“My first answer to that was basically: I don’t do boycotts, I’m not a political artist, I don’t do political music,” he says. Then people in Israel and Palestine started to contact him and tell him about the peace movement. He began to think again. “I was starting to feel more and more powerless. I felt that singing harmless and peaceful love songs; songs about the sea and about homesickness and all that stuff in such a situation was just bizarre,” he adds. Then, in protest, he decided to cancel the show.
Soon after, he was contacted by Norwegian singer Birgitte Grimstad, who shared her experiences with him. In 1982 Grimstad wrote ‘Eli Geva’, a song about a young Colonel in the Israeli army who refused to lead his troops into Beirut for moral reasons during the Lebanon War. Grimstad never released it and chose not to play it during her Israeli tour. After this, Moddi recorded and played his own version. He saw that people started to react differently.
“I started asking myself, ‘why was this song so controversial?’ I thought that the lyrics were just beautiful and beautifully crafted and the message was so strong,” he says.
‘Eli Geva’ was the spark for Unsongs, but the initial intention was not to make an album. Moddi thought that playing a handful of banned or censored songs would be a way to “spice up” his live shows. He continued to dig deeper into the issue and ended up with a collection of nearly banned 400 songs.
“I was just overwhelmed by the amount of censored music out there,” he says. It took a year to filter through them and to find the most interesting stories. “There were quite a handful of songs that brought new perspectives of things to me,” he says. He eventually whittled the number down to a mere 40 or 50. It was quite an education. “I’ve learned more from making this album than from my entire career as a musician,” he says.
Not wanting to make an album of simple covers, Moddi set about reworking and translating the songs, with help of friends from social media and his various tours. Above all, he wanted to make an album of accessible pop songs.
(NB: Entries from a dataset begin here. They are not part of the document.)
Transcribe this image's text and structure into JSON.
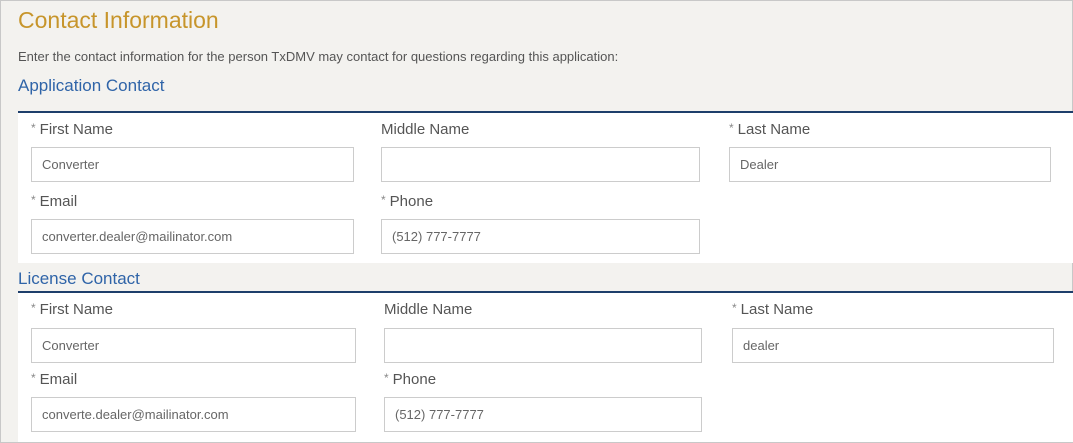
{
  "title": "Contact Information",
  "description": "Enter the contact information for the person TxDMV may contact for questions regarding this application:",
  "required_marker": "*",
  "application_contact": {
    "heading": "Application Contact",
    "labels": {
      "first_name": "First Name",
      "middle_name": "Middle Name",
      "last_name": "Last Name",
      "email": "Email",
      "phone": "Phone"
    },
    "values": {
      "first_name": "Converter",
      "middle_name": "",
      "last_name": "Dealer",
      "email": "converter.dealer@mailinator.com",
      "phone": "(512) 777-7777"
    }
  },
  "license_contact": {
    "heading": "License Contact",
    "labels": {
      "first_name": "First Name",
      "middle_name": "Middle Name",
      "last_name": "Last Name",
      "email": "Email",
      "phone": "Phone"
    },
    "values": {
      "first_name": "Converter",
      "middle_name": "",
      "last_name": "dealer",
      "email": "converte.dealer@mailinator.com",
      "phone": "(512) 777-7777"
    }
  }
}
Some were untranslatable and impossible to sing but the most crucial issue was retaining the messages. A dozen songs made the final cut. “These twelve songs are songs that I felt contributed to something, songs that opened my eyes to new things in the world and, not least, they are beautiful poetry and beautiful texts that I felt needed to be heard,” he says.
Among the most prominent are Kate Bush’s ethereal ‘Army Dreamers’; banned from BBC radio airplay during the first Gulf War. There are also versions of Pussy Riot’s ‘Punk Prayer’ and Billie Holiday’s ‘Strange Fruit’. Others come from China, Algeria, Chile and Mexico and from his Norwegian homeland – for which he recorded ‘The Shaman and the Thief’ with famed Sami singer Mari Boine.
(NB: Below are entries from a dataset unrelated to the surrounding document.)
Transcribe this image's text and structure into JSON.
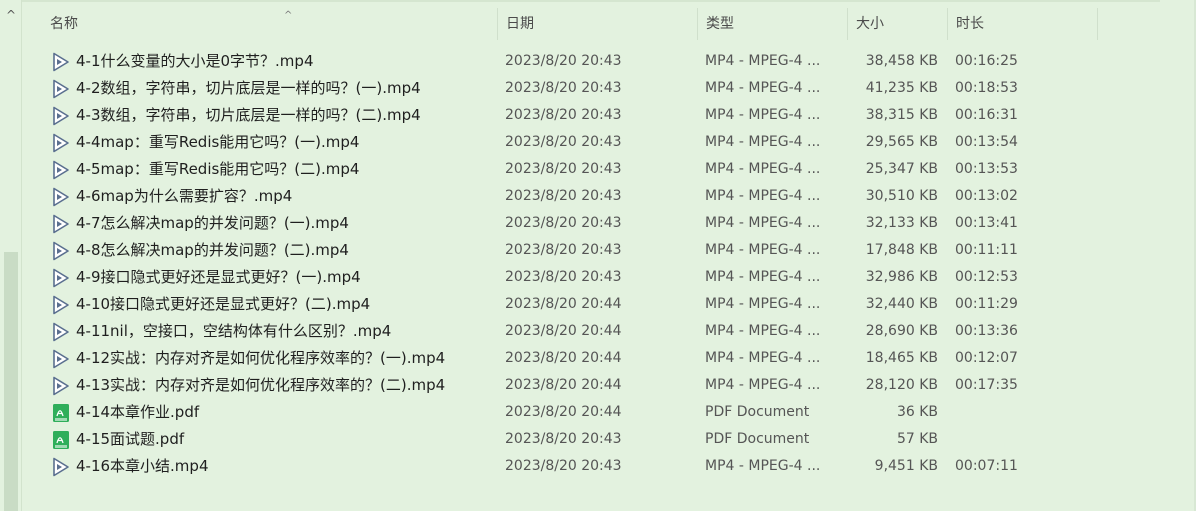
{
  "header": {
    "name": "名称",
    "date": "日期",
    "type": "类型",
    "size": "大小",
    "duration": "时长"
  },
  "files": [
    {
      "name": "4-1什么变量的大小是0字节？.mp4",
      "date": "2023/8/20 20:43",
      "type": "MP4 - MPEG-4 ...",
      "size": "38,458 KB",
      "duration": "00:16:25",
      "icon": "video-file-icon"
    },
    {
      "name": "4-2数组，字符串，切片底层是一样的吗？(一).mp4",
      "date": "2023/8/20 20:43",
      "type": "MP4 - MPEG-4 ...",
      "size": "41,235 KB",
      "duration": "00:18:53",
      "icon": "video-file-icon"
    },
    {
      "name": "4-3数组，字符串，切片底层是一样的吗？(二).mp4",
      "date": "2023/8/20 20:43",
      "type": "MP4 - MPEG-4 ...",
      "size": "38,315 KB",
      "duration": "00:16:31",
      "icon": "video-file-icon"
    },
    {
      "name": "4-4map：重写Redis能用它吗？(一).mp4",
      "date": "2023/8/20 20:43",
      "type": "MP4 - MPEG-4 ...",
      "size": "29,565 KB",
      "duration": "00:13:54",
      "icon": "video-file-icon"
    },
    {
      "name": "4-5map：重写Redis能用它吗？(二).mp4",
      "date": "2023/8/20 20:43",
      "type": "MP4 - MPEG-4 ...",
      "size": "25,347 KB",
      "duration": "00:13:53",
      "icon": "video-file-icon"
    },
    {
      "name": "4-6map为什么需要扩容？.mp4",
      "date": "2023/8/20 20:43",
      "type": "MP4 - MPEG-4 ...",
      "size": "30,510 KB",
      "duration": "00:13:02",
      "icon": "video-file-icon"
    },
    {
      "name": "4-7怎么解决map的并发问题？(一).mp4",
      "date": "2023/8/20 20:43",
      "type": "MP4 - MPEG-4 ...",
      "size": "32,133 KB",
      "duration": "00:13:41",
      "icon": "video-file-icon"
    },
    {
      "name": "4-8怎么解决map的并发问题？(二).mp4",
      "date": "2023/8/20 20:43",
      "type": "MP4 - MPEG-4 ...",
      "size": "17,848 KB",
      "duration": "00:11:11",
      "icon": "video-file-icon"
    },
    {
      "name": "4-9接口隐式更好还是显式更好？(一).mp4",
      "date": "2023/8/20 20:43",
      "type": "MP4 - MPEG-4 ...",
      "size": "32,986 KB",
      "duration": "00:12:53",
      "icon": "video-file-icon"
    },
    {
      "name": "4-10接口隐式更好还是显式更好？(二).mp4",
      "date": "2023/8/20 20:44",
      "type": "MP4 - MPEG-4 ...",
      "size": "32,440 KB",
      "duration": "00:11:29",
      "icon": "video-file-icon"
    },
    {
      "name": "4-11nil，空接口，空结构体有什么区别？.mp4",
      "date": "2023/8/20 20:44",
      "type": "MP4 - MPEG-4 ...",
      "size": "28,690 KB",
      "duration": "00:13:36",
      "icon": "video-file-icon"
    },
    {
      "name": "4-12实战：内存对齐是如何优化程序效率的？(一).mp4",
      "date": "2023/8/20 20:44",
      "type": "MP4 - MPEG-4 ...",
      "size": "18,465 KB",
      "duration": "00:12:07",
      "icon": "video-file-icon"
    },
    {
      "name": "4-13实战：内存对齐是如何优化程序效率的？(二).mp4",
      "date": "2023/8/20 20:44",
      "type": "MP4 - MPEG-4 ...",
      "size": "28,120 KB",
      "duration": "00:17:35",
      "icon": "video-file-icon"
    },
    {
      "name": "4-14本章作业.pdf",
      "date": "2023/8/20 20:44",
      "type": "PDF Document",
      "size": "36 KB",
      "duration": "",
      "icon": "pdf-file-icon"
    },
    {
      "name": "4-15面试题.pdf",
      "date": "2023/8/20 20:43",
      "type": "PDF Document",
      "size": "57 KB",
      "duration": "",
      "icon": "pdf-file-icon"
    },
    {
      "name": "4-16本章小结.mp4",
      "date": "2023/8/20 20:43",
      "type": "MP4 - MPEG-4 ...",
      "size": "9,451 KB",
      "duration": "00:07:11",
      "icon": "video-file-icon"
    }
  ]
}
A project of this size did not come without doubts – but they were not about the task of making the songs, more the impact on the original writers and performers.
“These are people who sit in prison, who are under surveillance from authorities, people who have had their families bullied because of the music and who have put their careers at risk from writing these songs,” he says. “It would be a disaster to me if releasing these songs put them into more trouble.” Although Moddi says he has not worried about his own safety with this project, he expects there to be countries where he is no longer welcome. That, though, is a price worth paying.
One incident in particular underlines the songs’ enduring power. He originally planned to film a video for ‘Punk Prayer’ in a church in Norway. Only after flights had been booked was he informed that the lyrics were “unfit for the Lord’s house”. Unbowed, he was filmed on the steps outside the church in sub-zero temperatures. This was a confirmation of his success. “Getting those reactions to Punk Prayer really shows that, at least that song has been re-interpreted in a way that hasn’t removed the provocative element,” he says.
Making Unsongs also changed his own perspective; from looking inside himself to looking at the world outside. Although ‘power’ is perhaps too strong a word for what Pål Moddi Knutsen has found, ‘purpose’ is not.
“It feels like I present songs that have a purpose. I’m not going to say that I feel very powerful because these aren’t my words. But, on the other hand, these songwriters have really opened my eyes to how much power there can be in music,” he says. “Translating and working with these songs has given me more energy and given me belief in music, given me a belief that it might do some good after all.” Now, there is no going back.
Moddi’s Unsongs was released on September 16 2016 through Propeller Recordings.
Top photo: Jørgen Nordby